3 Factors To Consider Before Hiring Your First Employee [Guest Post]

Self Made: NASE's Blog

Blog With Us

Welcome to the Self Made. This is a blog focused primarily on the self-employed and micro-business and full of fantastic posts by not only our team of experts but by YOU!  We realize that there are many ways to help the small businesses out there which is why we invite other business minded individuals to post here and help the rest of the community as well.

3 Factors To Consider Before Hiring Your First Employee [Guest Post]

Sep 16, 2010

Posted by Kristin Oberlander - As an NASE Member, you have access to discounts on incorporation services and DBA registration through BizFilings. If you have questions about whether or not to take on a new employee, our guest blogger, Julie Henningfield, offers some pointers to help you decide. Remember to consult with our small business experts at ShopTalk if you have any additional questions!

Self-employment cultivates independence, pride and control. But when the workload gets to be too burdensome, you may start to think bringing someone else on board isn’t such a bad idea.

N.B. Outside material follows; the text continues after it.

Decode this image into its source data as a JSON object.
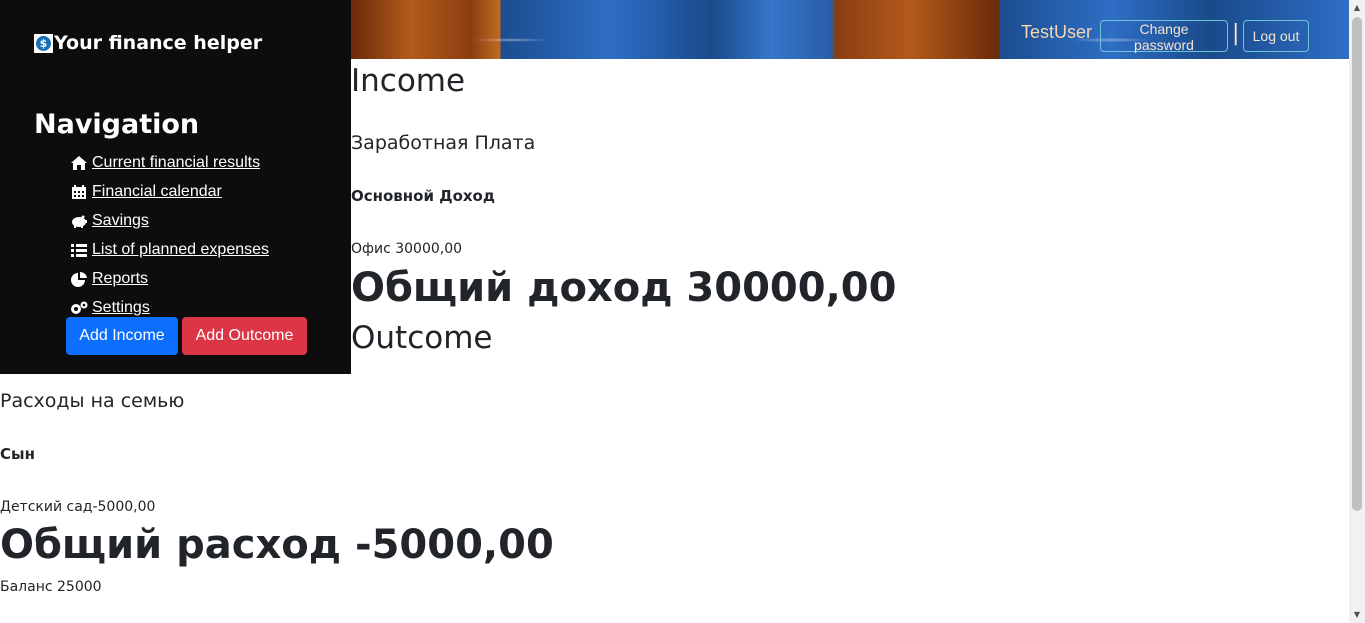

One of the first things you need to ask yourself is if you really need someone else to share in the workload or if you just need to organize your tasks more efficiently. If the lack of organizational skills is the root of the problem, consider looking into seminars and libraries for information on time management.

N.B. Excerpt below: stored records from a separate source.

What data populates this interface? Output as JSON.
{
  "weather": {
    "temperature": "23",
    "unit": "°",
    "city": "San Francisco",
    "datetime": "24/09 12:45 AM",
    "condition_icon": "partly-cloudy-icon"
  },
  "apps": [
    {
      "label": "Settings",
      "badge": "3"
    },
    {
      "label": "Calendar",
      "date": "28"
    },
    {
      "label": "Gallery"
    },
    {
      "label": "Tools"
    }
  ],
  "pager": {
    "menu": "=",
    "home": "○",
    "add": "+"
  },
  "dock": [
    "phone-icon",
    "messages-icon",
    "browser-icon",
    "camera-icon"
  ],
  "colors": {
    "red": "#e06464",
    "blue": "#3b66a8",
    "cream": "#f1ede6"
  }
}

However, if it’s determined that you need to add staff to accommodate your company’s growing pains, then you need to consider other criteria.

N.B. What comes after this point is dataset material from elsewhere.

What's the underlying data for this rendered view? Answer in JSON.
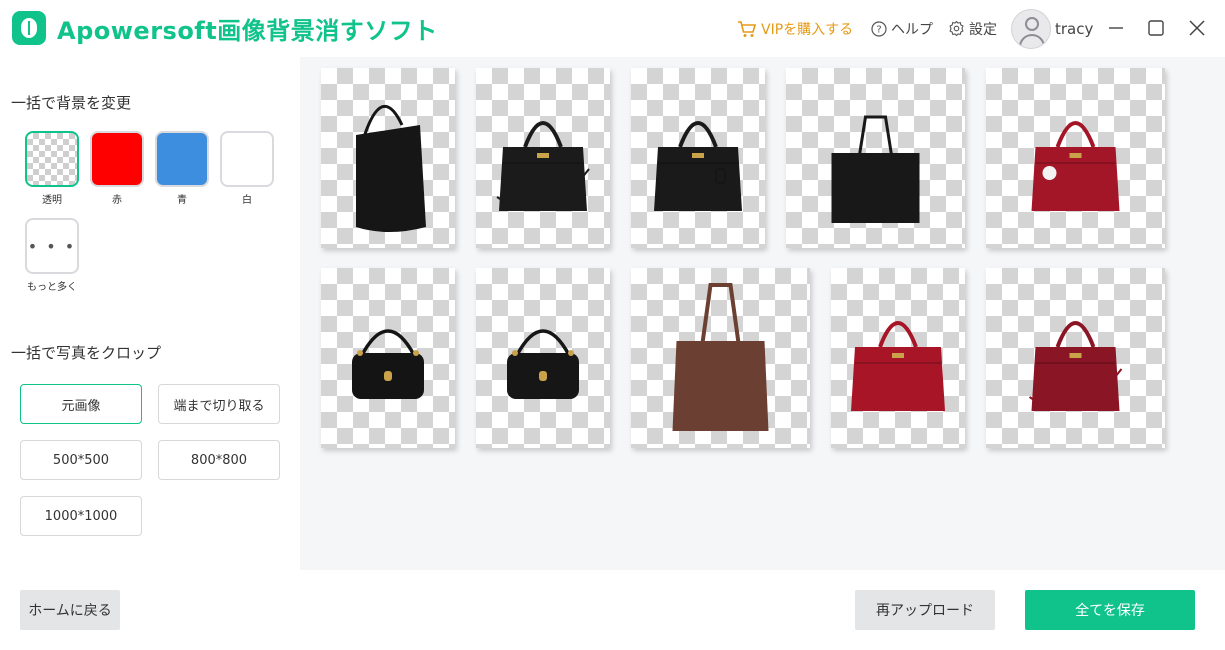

Here are three questions to consider in making the decision to add on staff:

  1. Can you afford an employee? Even though you’ve come to the realization that an extra set of hands is necessary for your company’s growth, you still need to figure out if you can really afford an employee. You don’t want to defeat your goals by draining your company’s budget. Factor your operating budget, your obligation to pay at least the minimum hourly wage and your legal obligation to cover employee benefits into the equation. Try to estimate how much wiggle room you have with your finances in paying an extra person. It’s also important to look at other ways an employee can help generate additional income. If another employee opens up more time to you to market your business or increase productivity, the investment may be well worth it.
  2. Will a full-time employee, part-time or temporary help satisfy your needs? There are plenty of advantages to taking on a full-time employee. You can groom this employee to learn the ropes according to your vision. You will also have the advantage of having someone in place to “mind the store” when you need to satisfy other obligations. The disadvantages of hiring a full-time person include the matters of payroll taxes, federal and state employment laws as well as insurance. Formulating this decision should be based on what your long-term goals are as well as what you can afford. 
  3. Is it time to incorporate? Deciding to hire an employee may also be the tipping point for you to incorporate your business. Company growth unfortunately also generates risks. The more you have, the more you have to lose. Incorporation adds that extra layer of protection needed when there’s more at stake. As a corporation owner, you can reap the rewards of limited liability protection so creditors can’t pursue your home or car to pay business debts. Incorporation may also entitle you to write off things such as health insurance premiums.

Of course, these are only a few things to consider when taking on the title of “boss.”

To learn more about hiring your first employee, visit IRS.gov.

Have you hired your first employee? What advice would you give to small business owners making this decision?

The opinions expressed in our published works are those of the author(s) and do not necessarily reflect the opinions of the National Association for the Self-Employed or its members.

Courtesy of NASE.org